Physical Changes in Dying

My first experience with the death of a loved one was unnerving. I did not know how to interpret the physical and mental changes I witnessed. I had no capacity to learn about death while it was unfolding before me; it was difficult enough just to be there.

In bringing a baby into the world, there are opportunities to take classes, read books, and listen to the experience of others. In helping someone leave this world, we can also learn to trust that, just as the body innately knows how to birth, it also knows how to die. Although each person and journey is unique, having some knowledge about what to expect can equip us to be present and supportive.

Following is a brief summary of what we might expect.

Withdrawal: Our loved one may become less interested in everyday life and no longer enjoy the things that once gave pleasure. She may decline visitors, and sit quietly by herself for hours. He may talk less, yet still communicate with touch or gestures. She may spend a lot of time asleep and be more difficult to awaken.

Disorientation: Our loved one may pick at her bedsheets, fiddle with her clothing, or participate in another seemingly aimless activity. She may be confused regarding times, dates and events. He may speak to people who we cannot see, often people who have already died. She may become anxious.

Reduced Appetite: It is normal to eat less and less, and simply not be hungry. She may prefer only soft foods, and then only liquids. As the body shuts down, the dying person may just want to suck on ice chips to wet their mouth. We are told this is not painful.

Bowel and Bladder: Constipation and incontinence may become a concern. “Accidents” may begin to happen. As our loved one gets closer to death, muscles relax further and control becomes more diminished. The quantity of urine decreases and often becomes stronger and darker in colour.

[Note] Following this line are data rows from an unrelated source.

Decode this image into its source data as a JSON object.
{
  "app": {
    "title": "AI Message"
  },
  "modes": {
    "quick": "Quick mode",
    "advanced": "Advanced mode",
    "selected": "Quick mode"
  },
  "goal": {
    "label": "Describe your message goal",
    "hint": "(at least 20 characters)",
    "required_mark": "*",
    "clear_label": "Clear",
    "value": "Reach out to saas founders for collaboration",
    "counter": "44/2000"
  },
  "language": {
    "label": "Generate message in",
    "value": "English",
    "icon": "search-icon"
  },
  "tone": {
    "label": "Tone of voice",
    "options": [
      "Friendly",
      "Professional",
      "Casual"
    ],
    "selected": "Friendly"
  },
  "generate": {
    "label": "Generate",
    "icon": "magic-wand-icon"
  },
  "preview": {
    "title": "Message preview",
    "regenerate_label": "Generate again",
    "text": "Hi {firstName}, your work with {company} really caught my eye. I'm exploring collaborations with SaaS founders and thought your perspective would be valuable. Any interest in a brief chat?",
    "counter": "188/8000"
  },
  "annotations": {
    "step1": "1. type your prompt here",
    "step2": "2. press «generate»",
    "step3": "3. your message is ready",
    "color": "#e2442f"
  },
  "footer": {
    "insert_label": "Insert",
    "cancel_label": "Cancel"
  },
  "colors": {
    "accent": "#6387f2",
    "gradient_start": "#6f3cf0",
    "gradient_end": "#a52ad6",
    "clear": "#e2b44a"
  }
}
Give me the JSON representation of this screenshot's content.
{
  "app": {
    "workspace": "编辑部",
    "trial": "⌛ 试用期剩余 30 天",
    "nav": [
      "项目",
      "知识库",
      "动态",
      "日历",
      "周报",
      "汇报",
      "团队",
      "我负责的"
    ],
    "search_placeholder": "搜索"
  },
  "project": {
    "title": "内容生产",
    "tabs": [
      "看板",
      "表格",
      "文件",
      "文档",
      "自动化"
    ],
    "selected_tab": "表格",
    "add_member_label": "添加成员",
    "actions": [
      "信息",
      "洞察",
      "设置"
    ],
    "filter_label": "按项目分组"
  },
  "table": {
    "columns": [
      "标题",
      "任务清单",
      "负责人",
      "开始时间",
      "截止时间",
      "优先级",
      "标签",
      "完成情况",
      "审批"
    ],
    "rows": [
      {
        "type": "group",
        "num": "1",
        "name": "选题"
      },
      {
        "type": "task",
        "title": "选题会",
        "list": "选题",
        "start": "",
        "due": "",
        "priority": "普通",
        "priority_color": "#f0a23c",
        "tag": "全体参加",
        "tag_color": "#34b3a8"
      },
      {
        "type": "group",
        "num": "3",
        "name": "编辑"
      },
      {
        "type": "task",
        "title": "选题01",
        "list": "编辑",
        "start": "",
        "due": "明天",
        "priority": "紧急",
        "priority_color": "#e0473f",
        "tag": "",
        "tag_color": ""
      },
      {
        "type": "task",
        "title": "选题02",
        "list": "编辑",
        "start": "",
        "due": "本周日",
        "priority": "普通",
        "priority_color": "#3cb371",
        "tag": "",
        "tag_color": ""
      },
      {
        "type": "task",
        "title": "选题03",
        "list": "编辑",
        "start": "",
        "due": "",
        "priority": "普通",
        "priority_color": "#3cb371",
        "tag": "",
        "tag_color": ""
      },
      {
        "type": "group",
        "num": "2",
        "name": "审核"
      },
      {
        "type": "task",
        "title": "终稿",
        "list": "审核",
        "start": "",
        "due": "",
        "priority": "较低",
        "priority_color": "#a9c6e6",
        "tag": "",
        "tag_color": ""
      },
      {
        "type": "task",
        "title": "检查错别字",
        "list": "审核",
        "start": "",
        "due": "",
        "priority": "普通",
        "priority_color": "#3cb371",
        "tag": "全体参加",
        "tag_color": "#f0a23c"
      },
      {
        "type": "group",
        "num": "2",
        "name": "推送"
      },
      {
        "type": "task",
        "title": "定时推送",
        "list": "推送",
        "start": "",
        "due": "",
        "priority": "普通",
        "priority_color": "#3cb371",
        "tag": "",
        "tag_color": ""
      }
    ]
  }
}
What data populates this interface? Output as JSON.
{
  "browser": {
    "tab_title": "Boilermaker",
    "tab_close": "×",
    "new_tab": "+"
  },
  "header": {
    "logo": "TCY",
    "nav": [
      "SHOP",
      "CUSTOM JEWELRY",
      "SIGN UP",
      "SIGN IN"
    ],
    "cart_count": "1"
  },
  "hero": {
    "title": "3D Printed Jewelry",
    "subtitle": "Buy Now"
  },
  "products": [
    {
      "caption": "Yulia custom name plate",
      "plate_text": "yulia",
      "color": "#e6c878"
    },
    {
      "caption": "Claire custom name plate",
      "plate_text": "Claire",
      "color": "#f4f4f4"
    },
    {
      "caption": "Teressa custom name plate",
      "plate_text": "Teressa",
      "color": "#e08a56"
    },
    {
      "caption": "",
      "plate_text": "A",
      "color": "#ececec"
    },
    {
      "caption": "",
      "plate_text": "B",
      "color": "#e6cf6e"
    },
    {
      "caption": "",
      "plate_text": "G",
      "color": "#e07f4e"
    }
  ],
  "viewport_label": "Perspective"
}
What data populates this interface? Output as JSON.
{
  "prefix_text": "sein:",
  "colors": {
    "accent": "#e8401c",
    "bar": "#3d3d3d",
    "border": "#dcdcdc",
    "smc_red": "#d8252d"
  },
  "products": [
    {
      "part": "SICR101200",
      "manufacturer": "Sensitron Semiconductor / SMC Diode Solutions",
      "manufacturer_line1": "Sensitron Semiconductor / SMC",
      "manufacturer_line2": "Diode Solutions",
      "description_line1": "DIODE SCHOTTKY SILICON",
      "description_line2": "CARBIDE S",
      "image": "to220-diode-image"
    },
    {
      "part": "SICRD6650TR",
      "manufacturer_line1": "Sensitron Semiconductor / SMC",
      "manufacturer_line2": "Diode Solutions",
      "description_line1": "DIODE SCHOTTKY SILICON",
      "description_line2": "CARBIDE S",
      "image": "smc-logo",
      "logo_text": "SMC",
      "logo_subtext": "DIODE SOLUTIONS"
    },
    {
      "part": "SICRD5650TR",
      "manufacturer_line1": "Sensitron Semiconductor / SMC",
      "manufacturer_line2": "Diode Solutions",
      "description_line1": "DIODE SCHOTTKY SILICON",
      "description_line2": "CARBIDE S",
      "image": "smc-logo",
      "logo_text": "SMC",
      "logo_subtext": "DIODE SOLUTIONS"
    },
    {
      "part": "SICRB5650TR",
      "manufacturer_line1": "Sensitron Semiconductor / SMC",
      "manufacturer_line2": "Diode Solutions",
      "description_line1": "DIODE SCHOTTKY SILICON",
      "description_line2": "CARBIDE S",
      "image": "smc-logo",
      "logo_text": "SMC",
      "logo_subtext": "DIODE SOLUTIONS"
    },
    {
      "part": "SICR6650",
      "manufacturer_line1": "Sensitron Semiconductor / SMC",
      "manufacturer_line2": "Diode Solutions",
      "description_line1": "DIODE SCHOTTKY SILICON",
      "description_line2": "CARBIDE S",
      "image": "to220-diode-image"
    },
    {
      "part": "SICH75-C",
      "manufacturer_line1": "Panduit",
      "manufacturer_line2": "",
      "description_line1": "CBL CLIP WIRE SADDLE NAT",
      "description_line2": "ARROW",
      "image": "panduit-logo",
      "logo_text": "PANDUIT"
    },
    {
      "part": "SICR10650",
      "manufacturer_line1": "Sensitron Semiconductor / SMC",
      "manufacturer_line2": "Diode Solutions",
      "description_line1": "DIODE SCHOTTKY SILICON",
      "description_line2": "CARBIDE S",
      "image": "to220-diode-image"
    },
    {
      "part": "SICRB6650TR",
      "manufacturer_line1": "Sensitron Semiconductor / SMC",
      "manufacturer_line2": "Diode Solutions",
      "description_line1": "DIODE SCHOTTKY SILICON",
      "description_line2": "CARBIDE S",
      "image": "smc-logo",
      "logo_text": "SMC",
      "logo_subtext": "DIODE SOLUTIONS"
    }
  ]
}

Restlessness: Our loved one may appear to be restless or agitated. They may seem confused, irritable, and appear to be in pain. This is common, and can be very distressing to those present. “Terminal delirium” is marked by extreme restlessness and agitation and may happen when the person is close to death. Medications may need to be adjusted. It is important that caregivers realize that what they imagine is happening may be very different from what the dying person is experiencing. If the ability to communicate has been compromised, pay attention to any signs that communication is happening in a new way.

Temperature and Skin Colour: As circulation decreases, our loved ones’ extremities begin to cool although their body is warm. He may feel hot and clammy one minute, and cold the next. Hands and feet, and then arms and legs, may become blotchy and mottled. Lips and nail beds become purplish or blue. Skin may take on a pale yellowish or bluish complexion.

Increased Energy: There may be a brief surge in energy, alertness, and engagement. He may want to get out of bed and talk to loved ones, and show interest in food again. This is common and lasts only a short time.

Breathing: Breathing may slow down. It may stop briefly and then restart again. There may be periods of no breathing for up to 45 seconds, followed by deeper and more frequent respirations. Breaths may be spaced further and further apart. Breathing may be shallow and quickened, or slow and laboured. Our loved one may gasp for air. Secretions may pool in her throat, causing a gurgling sound. When loud, this is often referred to as the “death rattle.”

Although the above list may be disconcerting, familiarity with the process may enable you to trust and relax into it. Being with a loved one right to the end, where the two worlds touch, can be a great privilege.

“There is no greater honour than to be with another as they journey Home.” – St. Brigit of Kildare

Written by Margaret Verschuur